Croydon might sit on the very outskirts of south London but the UK’s 13th biggest district is trying to position itself at the centre of Britain’s govtech revolution. In 2017, the borough won Digital Council of the Year and in 2018, it tried to solidify that reputation by appointing prolific govtech figure Neil Williams as its new Chief Digital Officer.
Williams, a Croydon local, joined the UK government’s Digital Service back when it started in 2011 and helped the department work towards its “digital by default” mission, running the gov.uk website. Since joining Croydon Council in October, Williams has been blogging about how he wants to digitally transform the relationship between the area’s local government and its users. TechSeedo spoke to him about his govtech vision and strategy for Croydon:
Techseedo: What was the most important thing you learnt about the govtech sector while you were head of gov.uk?
Neil Williams: Above all else, the power of focusing on users' needs. There are so many competing incentives, power dynamics and constraints to grapple with in a government context - ingredients which left unchecked can (and for many years did) result in products and services that nobody needs and that achieve next to nothing. But a persistent focus on user needs can cut through all that. It can be hard, it takes time, but the civil service responds well to seeing evidence of what works. By focusing on needs - picking a real problem that needs solving - GovTech can add enormous value.
TechSeedo: You’ve now helped digitise strands of both central and local government. From a govtech perspective, what are the main differences between the two?
Neil Williams: In local government the work feels much closer to the users. They're in the building with us using our face to face services and walking by on the streets outside. Many of the needs we meet in local government are incredibly real too (things like children's social care, housing and homelessness, addiction and mental health). Collaboration across organisational boundaries feels simpler and more solvable because all the functions of the council are under one roof, and under one chief exec - so getting people into one room and resolving differences of opinion is much more possible than in Whitehall, where the power struggles across entirely separate ministries can be intractable.
From a govtech perspective, the opportunities in local government are tremendous. Local authorities provide such a huge array of services - many of them reliant on a limited marketplace of incumbent systems that frankly have been too comfortable for too long and need disrupting.
TechSeedo: How will Croydon’s digital strategy affect the people who live in the area?
Neil Williams: We're just starting to write that strategy now (a new strategy, given I started in October) and aiming to publish in July. So I won't say too much now other than that we'll be radically improving our website and online services, so that more residents can self-serve for the most common things they need to do with the council, and so we can focus our efforts on helping those who can't use online services for whatever reason, and on helping the most vulnerable people who really need our hands-on support.

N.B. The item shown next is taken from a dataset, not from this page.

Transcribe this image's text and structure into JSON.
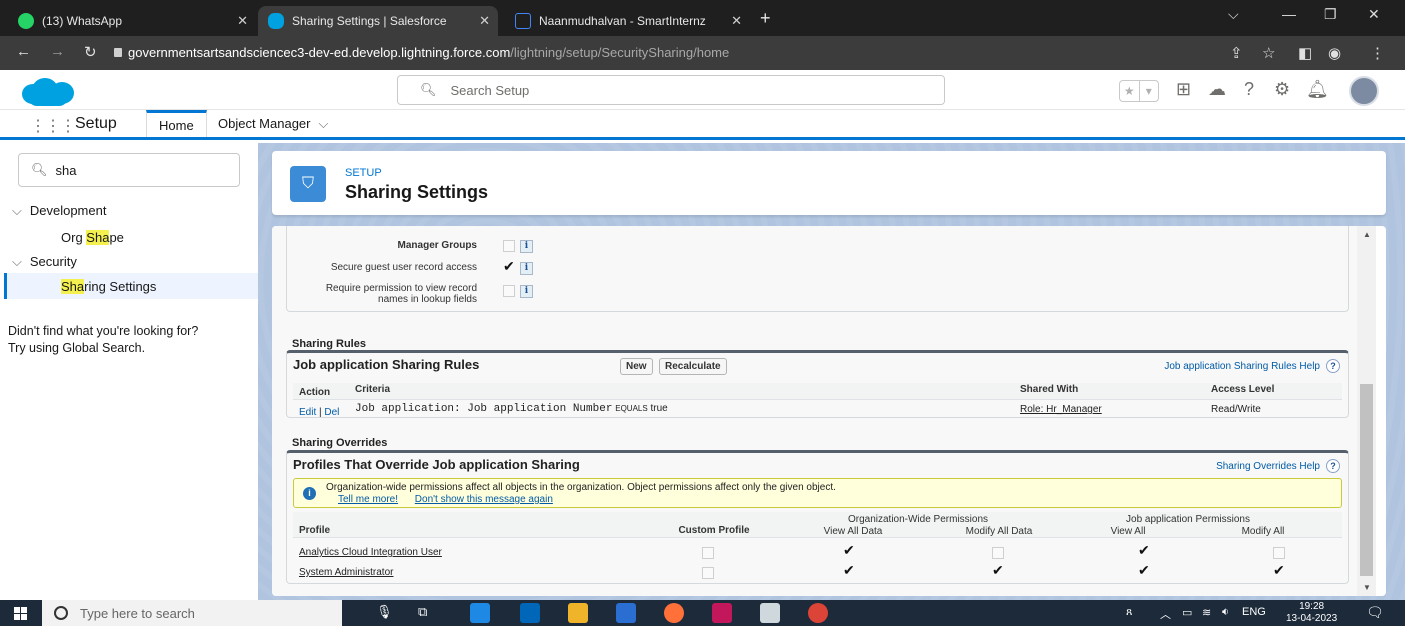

Over time, the ambition is to get smarter about predicting and preventing demand - stopping small problems becoming big ones by providing help earlier on and providing a more joined up and holistic service that meets all users' needs.
TechSeedo: How does the borough’s approach to technology compare to other UK councils?
Neil Williams: We're in a pretty good place. I'm lucky to have joined a council that already has a strong reputation for digital and technology. We won Digital Council of the Year in the LGC Awards in 2017 for our work on corporate IT, channel shift and digital inclusion. This was largely down to the rollout of laptops and Office365, the creation of My Account (shifting some of our most used services online), and introducing digital training zones in partnership with Martha Lane-Fox's Doteveryone to help residents improve their basic digital skills. We’ve earned ourselves a reputation as a tech-savvy, forward-thinking council that embraces innovation, through our work on Smart Cities. But there's also a huge amount to do.
It's exciting - and nowhere is more exciting right now than Croydon for this stuff. We're going through a massive £5.25bn regeneration. Skyscrapers, new retail and grade A office space are springing up all around us. We have a flourishing tech start-up scene and ecosystem already. We've got a complex transport network, a diverse and young population, and a compact town centre that makes us a great testbed for smart city tech. And we have a large government footprint here with HMRC, Home Office, Land Registry and more. So, we have the perfect conditions here, and the ambition as a council, to become the GovTech and UrbanTech capital of the UK.
This interview has been edited.